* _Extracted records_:
---+---

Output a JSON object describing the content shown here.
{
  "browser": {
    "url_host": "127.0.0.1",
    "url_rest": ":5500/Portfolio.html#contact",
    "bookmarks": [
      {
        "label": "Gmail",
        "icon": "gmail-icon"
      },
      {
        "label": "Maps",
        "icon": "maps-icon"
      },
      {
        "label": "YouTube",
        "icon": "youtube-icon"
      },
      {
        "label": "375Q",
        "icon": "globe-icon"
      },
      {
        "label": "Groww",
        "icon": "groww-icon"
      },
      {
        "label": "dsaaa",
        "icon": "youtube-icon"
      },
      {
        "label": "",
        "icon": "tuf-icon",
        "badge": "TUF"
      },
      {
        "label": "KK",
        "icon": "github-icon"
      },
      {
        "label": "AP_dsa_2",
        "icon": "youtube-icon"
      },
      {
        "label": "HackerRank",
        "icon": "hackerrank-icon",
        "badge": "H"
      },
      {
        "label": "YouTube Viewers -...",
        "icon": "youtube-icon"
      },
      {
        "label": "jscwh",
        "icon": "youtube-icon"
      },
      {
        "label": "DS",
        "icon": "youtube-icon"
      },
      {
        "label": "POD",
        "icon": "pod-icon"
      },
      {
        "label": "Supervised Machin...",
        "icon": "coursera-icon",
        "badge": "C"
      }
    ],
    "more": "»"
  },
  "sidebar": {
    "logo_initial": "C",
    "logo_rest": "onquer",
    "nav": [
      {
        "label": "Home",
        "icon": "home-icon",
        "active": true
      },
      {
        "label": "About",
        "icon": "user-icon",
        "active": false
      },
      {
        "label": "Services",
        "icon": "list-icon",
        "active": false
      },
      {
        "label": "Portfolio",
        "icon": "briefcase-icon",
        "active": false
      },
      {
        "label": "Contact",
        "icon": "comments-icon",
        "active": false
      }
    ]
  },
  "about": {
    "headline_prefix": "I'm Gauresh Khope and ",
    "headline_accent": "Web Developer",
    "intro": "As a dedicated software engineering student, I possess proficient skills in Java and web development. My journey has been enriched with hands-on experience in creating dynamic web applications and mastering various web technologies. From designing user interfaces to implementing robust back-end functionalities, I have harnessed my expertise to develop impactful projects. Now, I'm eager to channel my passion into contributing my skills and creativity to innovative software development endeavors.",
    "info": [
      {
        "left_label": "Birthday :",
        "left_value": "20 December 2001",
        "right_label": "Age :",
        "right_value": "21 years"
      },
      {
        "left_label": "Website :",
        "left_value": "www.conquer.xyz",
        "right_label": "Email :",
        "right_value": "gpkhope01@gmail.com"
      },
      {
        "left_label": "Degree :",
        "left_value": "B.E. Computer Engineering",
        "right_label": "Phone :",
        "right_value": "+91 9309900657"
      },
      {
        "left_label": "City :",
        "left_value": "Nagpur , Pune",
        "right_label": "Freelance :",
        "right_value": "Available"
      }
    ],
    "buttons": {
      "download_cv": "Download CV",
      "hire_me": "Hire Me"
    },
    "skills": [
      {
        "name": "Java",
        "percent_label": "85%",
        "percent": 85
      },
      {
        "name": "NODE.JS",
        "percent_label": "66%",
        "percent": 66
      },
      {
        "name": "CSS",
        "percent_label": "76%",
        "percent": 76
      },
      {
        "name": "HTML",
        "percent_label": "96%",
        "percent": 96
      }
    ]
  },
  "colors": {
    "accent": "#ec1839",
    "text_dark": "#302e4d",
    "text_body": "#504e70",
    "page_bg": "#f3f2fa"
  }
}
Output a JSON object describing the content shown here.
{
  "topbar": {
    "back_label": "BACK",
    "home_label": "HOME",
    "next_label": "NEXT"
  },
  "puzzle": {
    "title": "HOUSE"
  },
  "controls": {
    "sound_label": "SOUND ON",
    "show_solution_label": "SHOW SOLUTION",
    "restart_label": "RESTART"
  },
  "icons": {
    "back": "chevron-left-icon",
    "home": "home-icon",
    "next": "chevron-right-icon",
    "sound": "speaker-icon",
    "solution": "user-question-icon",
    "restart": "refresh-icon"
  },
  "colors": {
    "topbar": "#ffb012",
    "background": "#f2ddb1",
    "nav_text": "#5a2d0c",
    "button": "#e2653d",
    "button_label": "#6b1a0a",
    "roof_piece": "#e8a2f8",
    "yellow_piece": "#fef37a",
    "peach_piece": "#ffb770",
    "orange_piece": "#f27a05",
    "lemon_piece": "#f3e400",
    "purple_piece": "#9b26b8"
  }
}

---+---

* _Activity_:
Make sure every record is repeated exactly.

* _Expected answer_:
Output a JSON object describing the content shown here.
{
  "browser": {
    "url_host": "127.0.0.1",
    "url_rest": ":5500/Portfolio.html#contact",
    "bookmarks": [
      {
        "label": "Gmail",
        "icon": "gmail-icon"
      },
      {
        "label": "Maps",
        "icon": "maps-icon"
      },
      {
        "label": "YouTube",
        "icon": "youtube-icon"
      },
      {
        "label": "375Q",
        "icon": "globe-icon"
      },
      {
        "label": "Groww",
        "icon": "groww-icon"
      },
      {
        "label": "dsaaa",
        "icon": "youtube-icon"
      },
      {
        "label": "",
        "icon": "tuf-icon",
        "badge": "TUF"
      },
      {
        "label": "KK",
        "icon": "github-icon"
      },
      {
        "label": "AP_dsa_2",
        "icon": "youtube-icon"
      },
      {
        "label": "HackerRank",
        "icon": "hackerrank-icon",
        "badge": "H"
      },
      {
        "label": "YouTube Viewers -...",
        "icon": "youtube-icon"
      },
      {
        "label": "jscwh",
        "icon": "youtube-icon"
      },
      {
        "label": "DS",
        "icon": "youtube-icon"
      },
      {
        "label": "POD",
        "icon": "pod-icon"
      },
      {
        "label": "Supervised Machin...",
        "icon": "coursera-icon",
        "badge": "C"
      }
    ],
    "more": "»"
  },
  "sidebar": {
    "logo_initial": "C",
    "logo_rest": "onquer",
    "nav": [
      {
        "label": "Home",
        "icon": "home-icon",
        "active": true
      },
      {
        "label": "About",
        "icon": "user-icon",
        "active": false
      },
      {
        "label": "Services",
        "icon": "list-icon",
        "active": false
      },
      {
        "label": "Portfolio",
        "icon": "briefcase-icon",
        "active": false
      },
      {
        "label": "Contact",
        "icon": "comments-icon",
        "active": false
      }
    ]
  },
  "about": {
    "headline_prefix": "I'm Gauresh Khope and ",
    "headline_accent": "Web Developer",
    "intro": "As a dedicated software engineering student, I possess proficient skills in Java and web development. My journey has been enriched with hands-on experience in creating dynamic web applications and mastering various web technologies. From designing user interfaces to implementing robust back-end functionalities, I have harnessed my expertise to develop impactful projects. Now, I'm eager to channel my passion into contributing my skills and creativity to innovative software development endeavors.",
    "info": [
      {
        "left_label": "Birthday :",
        "left_value": "20 December 2001",
        "right_label": "Age :",
        "right_value": "21 years"
      },
      {
        "left_label": "Website :",
        "left_value": "www.conquer.xyz",
        "right_label": "Email :",
        "right_value": "gpkhope01@gmail.com"
      },
      {
        "left_label": "Degree :",
        "left_value": "B.E. Computer Engineering",
        "right_label": "Phone :",
        "right_value": "+91 9309900657"
      },
      {
        "left_label": "City :",
        "left_value": "Nagpur , Pune",
        "right_label": "Freelance :",
        "right_value": "Available"
      }
    ],
    "buttons": {
      "download_cv": "Download CV",
      "hire_me": "Hire Me"
    },
    "skills": [
      {
        "name": "Java",
        "percent_label": "85%",
        "percent": 85
      },
      {
        "name": "NODE.JS",
        "percent_label": "66%",
        "percent": 66
      },
      {
        "name": "CSS",
        "percent_label": "76%",
        "percent": 76
      },
      {
        "name": "HTML",
        "percent_label": "96%",
        "percent": 96
      }
    ]
  },
  "colors": {
    "accent": "#ec1839",
    "text_dark": "#302e4d",
    "text_body": "#504e70",
    "page_bg": "#f3f2fa"
  }
}
Output a JSON object describing the content shown here.
{
  "topbar": {
    "back_label": "BACK",
    "home_label": "HOME",
    "next_label": "NEXT"
  },
  "puzzle": {
    "title": "HOUSE"
  },
  "controls": {
    "sound_label": "SOUND ON",
    "show_solution_label": "SHOW SOLUTION",
    "restart_label": "RESTART"
  },
  "icons": {
    "back": "chevron-left-icon",
    "home": "home-icon",
    "next": "chevron-right-icon",
    "sound": "speaker-icon",
    "solution": "user-question-icon",
    "restart": "refresh-icon"
  },
  "colors": {
    "topbar": "#ffb012",
    "background": "#f2ddb1",
    "nav_text": "#5a2d0c",
    "button": "#e2653d",
    "button_label": "#6b1a0a",
    "roof_piece": "#e8a2f8",
    "yellow_piece": "#fef37a",
    "peach_piece": "#ffb770",
    "orange_piece": "#f27a05",
    "lemon_piece": "#f3e400",
    "purple_piece": "#9b26b8"
  }
}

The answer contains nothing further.